(Slowfood Calgary is also working with Sunnyside Market, Amaranth Whole Foods Market, Community Natural Foods, SPUD, Lambtastic, Highwood Crossing, Spragg Pork, Blue Mountain Bio-Dynamic Farm, Greens Eggs and Ham, Winter’s Turkey, County Thyme Farm, Saskatoon Farm, Chinook Honey, Grainworks, Seeds to Greens, Mans Organics, Mans Eggs, Heritage Harvest, Poplar Bluff, Bowden Farms, Broxburn, Vital Greens, Gull Valley, Trails End Beef, Top Grass Beef, Layalta Gardens, Leaf & Lyre, Cucumber Man, Sudo Farms, Seasons Harvest, Basil Ranch, Fairwinds Farm, Edgar Farms, Schipper Farms, Peasant Cheese, Blush Lane, Naked Leaf, Eight Ounce, Webber Mountainside Farms, Galimax Trading, Brassica Mustard, Sprouting Roots, and SAIT Hospitality – a great lineup of local food representing our culinary scene.)
Tucked in between the trucks, Empanada Queen is onsite serving up their amazing hand-made empanadas. (Offsite, they’re in a teeny strip mall on Manilla Road, just off Blackfoot Trail and 42nd Ave SE, where their empanadas are made to order – they also make chorillana, freshly cut fries topped with a sautéed mix of egg, onions, beef and chorizo, like Chilean poutine.)
Phil & Sebastian have two tents, for all your caffeine needs – the location by the main stage is even serving up affogatos – a scoop of vanilla Fiasco gelato, topped with a shot of espresso. (W opted for a blue raspberry sno-cone.) Is there a better way to have your coffee in late July?
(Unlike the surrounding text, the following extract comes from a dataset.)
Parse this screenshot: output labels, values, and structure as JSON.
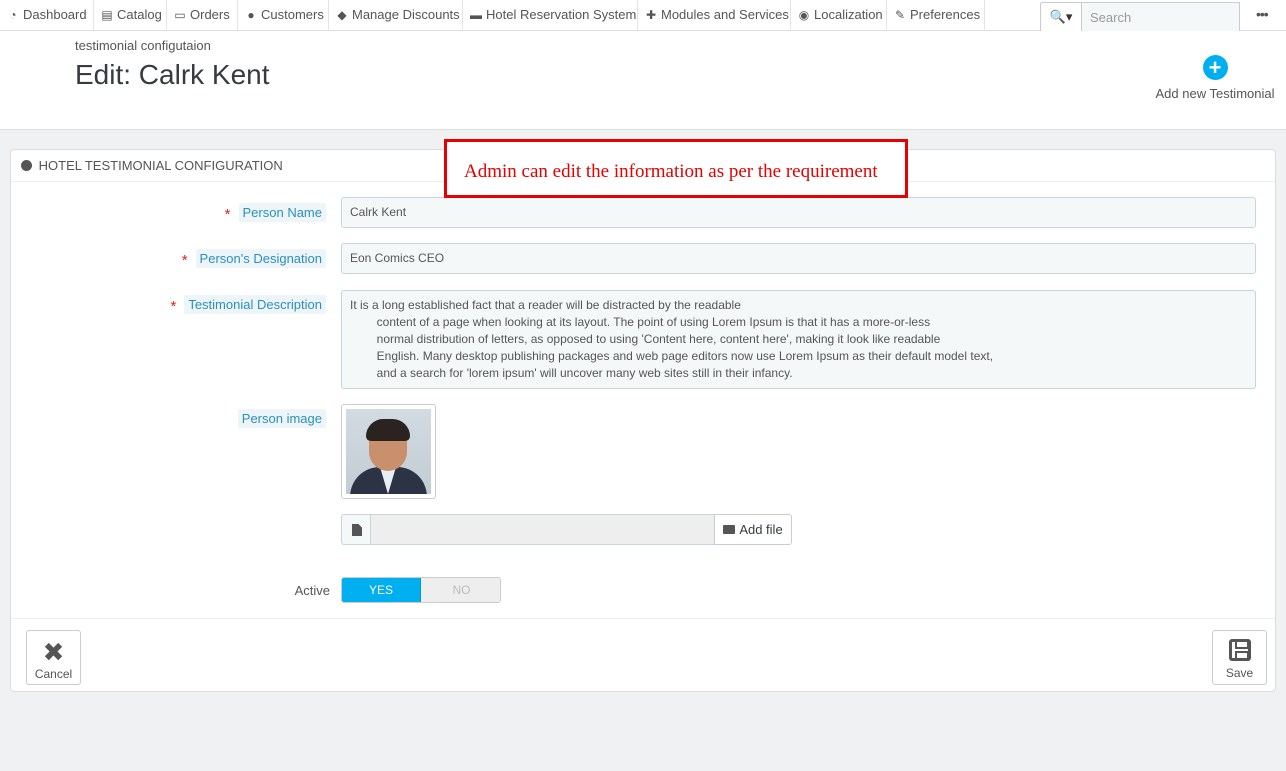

I also love the cold brew stubbies – in coolers, on ice.
Kids under 12 are free at Folkfest – W came along, and chose a ham and cheese crepe, folded into quarters so that it could be eaten out of hand. I have to remember this one – we make crepes in the mornings all the time out in Tofino, and this particular combination has great beach potential.
Also worth noting: CFMF’s green efforts. I love their plate policy – pay a $2 deposit when you get a dish that’s served on a (heavy plastic) plate, and when you’re done, return it to any plate tent to get your $2 back. Garbage bins are sealed and visitors are directed to compost and recycling bins in an attempt to make it a zero waste event, and there’s no bottled water being sold on the island – bring your own water bottle and there are portable water stations around the park to fill them from. (Which have built-in water fountains, too.) The CFMF recycles materials from cardboard to organics, provides tree seedlings to participants to offset carbon emissions, uses compostable cutlery and dishware. Their waste diversion rate has increased by over 45% since 2008, when the festival began measuring its total waste production – increasing steadily to 80% in 2014.
I love showing off the place I live – thanks to Travel Alberta – for helping me do it! As always, words and opinions are my own.